▸ **Assigned task**:
Your job is to reproduce all of the data exactly.
---
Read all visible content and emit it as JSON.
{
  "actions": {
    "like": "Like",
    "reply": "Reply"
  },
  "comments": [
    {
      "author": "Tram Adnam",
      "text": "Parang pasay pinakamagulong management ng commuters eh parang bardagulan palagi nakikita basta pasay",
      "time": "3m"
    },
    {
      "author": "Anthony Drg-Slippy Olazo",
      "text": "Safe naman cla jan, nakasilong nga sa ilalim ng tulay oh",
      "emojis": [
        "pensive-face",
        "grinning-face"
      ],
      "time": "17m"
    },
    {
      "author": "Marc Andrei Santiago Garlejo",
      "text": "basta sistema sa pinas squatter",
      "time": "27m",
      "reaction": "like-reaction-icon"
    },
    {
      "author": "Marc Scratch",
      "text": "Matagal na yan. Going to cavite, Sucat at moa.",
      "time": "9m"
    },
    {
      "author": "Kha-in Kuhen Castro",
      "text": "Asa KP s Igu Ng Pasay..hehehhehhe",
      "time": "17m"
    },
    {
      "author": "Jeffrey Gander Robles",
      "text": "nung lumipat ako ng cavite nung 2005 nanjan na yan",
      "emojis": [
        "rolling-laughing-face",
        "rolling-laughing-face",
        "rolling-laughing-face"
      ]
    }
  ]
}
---
▸ **Written answer**:
Read all visible content and emit it as JSON.
{
  "actions": {
    "like": "Like",
    "reply": "Reply"
  },
  "comments": [
    {
      "author": "Tram Adnam",
      "text": "Parang pasay pinakamagulong management ng commuters eh parang bardagulan palagi nakikita basta pasay",
      "time": "3m"
    },
    {
      "author": "Anthony Drg-Slippy Olazo",
      "text": "Safe naman cla jan, nakasilong nga sa ilalim ng tulay oh",
      "emojis": [
        "pensive-face",
        "grinning-face"
      ],
      "time": "17m"
    },
    {
      "author": "Marc Andrei Santiago Garlejo",
      "text": "basta sistema sa pinas squatter",
      "time": "27m",
      "reaction": "like-reaction-icon"
    },
    {
      "author": "Marc Scratch",
      "text": "Matagal na yan. Going to cavite, Sucat at moa.",
      "time": "9m"
    },
    {
      "author": "Kha-in Kuhen Castro",
      "text": "Asa KP s Igu Ng Pasay..hehehhehhe",
      "time": "17m"
    },
    {
      "author": "Jeffrey Gander Robles",
      "text": "nung lumipat ako ng cavite nung 2005 nanjan na yan",
      "emojis": [
        "rolling-laughing-face",
        "rolling-laughing-face",
        "rolling-laughing-face"
      ]
    }
  ]
}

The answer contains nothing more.